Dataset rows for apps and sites
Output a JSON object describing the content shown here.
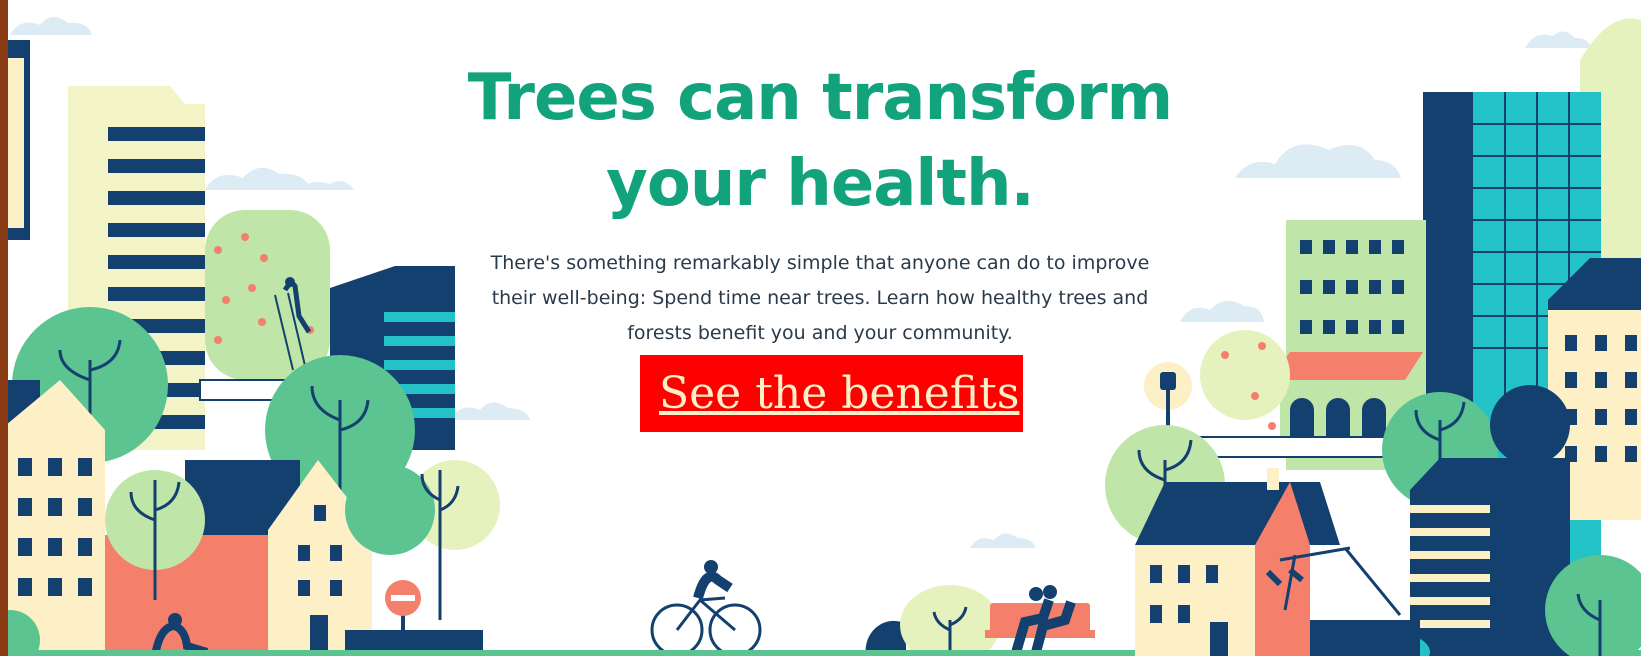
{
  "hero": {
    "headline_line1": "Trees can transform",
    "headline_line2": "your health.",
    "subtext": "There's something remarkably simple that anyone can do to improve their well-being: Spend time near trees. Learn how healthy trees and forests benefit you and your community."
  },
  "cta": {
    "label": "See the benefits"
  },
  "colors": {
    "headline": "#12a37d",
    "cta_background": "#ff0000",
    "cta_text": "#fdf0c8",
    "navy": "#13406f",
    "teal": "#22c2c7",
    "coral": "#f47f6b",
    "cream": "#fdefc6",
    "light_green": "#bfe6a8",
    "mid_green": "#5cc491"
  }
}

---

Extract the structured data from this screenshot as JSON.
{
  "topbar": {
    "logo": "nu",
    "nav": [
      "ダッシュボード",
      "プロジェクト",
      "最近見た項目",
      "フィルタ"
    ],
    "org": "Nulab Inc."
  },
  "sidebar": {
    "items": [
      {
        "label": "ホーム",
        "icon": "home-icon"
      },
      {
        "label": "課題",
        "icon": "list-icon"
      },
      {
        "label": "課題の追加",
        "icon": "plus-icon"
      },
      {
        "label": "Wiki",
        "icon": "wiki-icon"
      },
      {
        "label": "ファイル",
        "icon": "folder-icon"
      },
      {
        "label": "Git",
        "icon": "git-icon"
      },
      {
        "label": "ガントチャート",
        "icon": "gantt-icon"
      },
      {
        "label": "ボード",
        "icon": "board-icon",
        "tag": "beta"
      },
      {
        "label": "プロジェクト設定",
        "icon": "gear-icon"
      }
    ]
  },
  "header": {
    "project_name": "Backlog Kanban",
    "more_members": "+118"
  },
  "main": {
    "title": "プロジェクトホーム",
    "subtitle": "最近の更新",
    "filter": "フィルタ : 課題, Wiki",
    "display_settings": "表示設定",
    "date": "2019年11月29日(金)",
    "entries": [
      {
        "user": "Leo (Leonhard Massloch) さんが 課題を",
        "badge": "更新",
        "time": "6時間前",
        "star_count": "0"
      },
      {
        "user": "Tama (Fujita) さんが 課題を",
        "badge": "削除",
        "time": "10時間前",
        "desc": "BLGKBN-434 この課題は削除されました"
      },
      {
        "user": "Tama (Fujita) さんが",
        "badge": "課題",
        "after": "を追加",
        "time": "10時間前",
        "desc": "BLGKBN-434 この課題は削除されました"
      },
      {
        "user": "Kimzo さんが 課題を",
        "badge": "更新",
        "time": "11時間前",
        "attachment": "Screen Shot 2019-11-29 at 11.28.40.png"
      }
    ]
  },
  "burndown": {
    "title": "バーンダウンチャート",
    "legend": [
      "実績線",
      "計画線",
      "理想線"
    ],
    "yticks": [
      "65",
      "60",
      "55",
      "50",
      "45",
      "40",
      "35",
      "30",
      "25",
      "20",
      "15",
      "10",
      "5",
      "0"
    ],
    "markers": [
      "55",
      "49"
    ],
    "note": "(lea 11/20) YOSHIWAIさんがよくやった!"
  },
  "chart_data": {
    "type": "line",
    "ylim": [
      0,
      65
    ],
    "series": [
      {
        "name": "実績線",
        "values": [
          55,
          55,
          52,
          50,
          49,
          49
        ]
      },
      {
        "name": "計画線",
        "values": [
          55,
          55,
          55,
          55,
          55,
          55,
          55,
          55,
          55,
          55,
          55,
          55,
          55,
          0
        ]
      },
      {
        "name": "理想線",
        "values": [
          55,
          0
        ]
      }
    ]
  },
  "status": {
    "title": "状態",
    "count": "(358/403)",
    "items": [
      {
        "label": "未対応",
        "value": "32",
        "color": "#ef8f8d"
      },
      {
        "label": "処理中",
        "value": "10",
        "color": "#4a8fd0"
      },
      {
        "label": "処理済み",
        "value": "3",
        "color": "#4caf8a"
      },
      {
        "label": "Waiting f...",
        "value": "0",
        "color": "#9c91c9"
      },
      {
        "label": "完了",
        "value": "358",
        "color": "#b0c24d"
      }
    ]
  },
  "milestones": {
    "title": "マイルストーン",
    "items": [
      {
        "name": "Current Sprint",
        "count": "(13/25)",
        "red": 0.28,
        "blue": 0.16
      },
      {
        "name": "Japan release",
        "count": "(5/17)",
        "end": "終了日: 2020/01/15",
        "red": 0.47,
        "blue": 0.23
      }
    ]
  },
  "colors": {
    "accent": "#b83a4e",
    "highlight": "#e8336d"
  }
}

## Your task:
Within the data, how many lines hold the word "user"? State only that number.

## Result:
4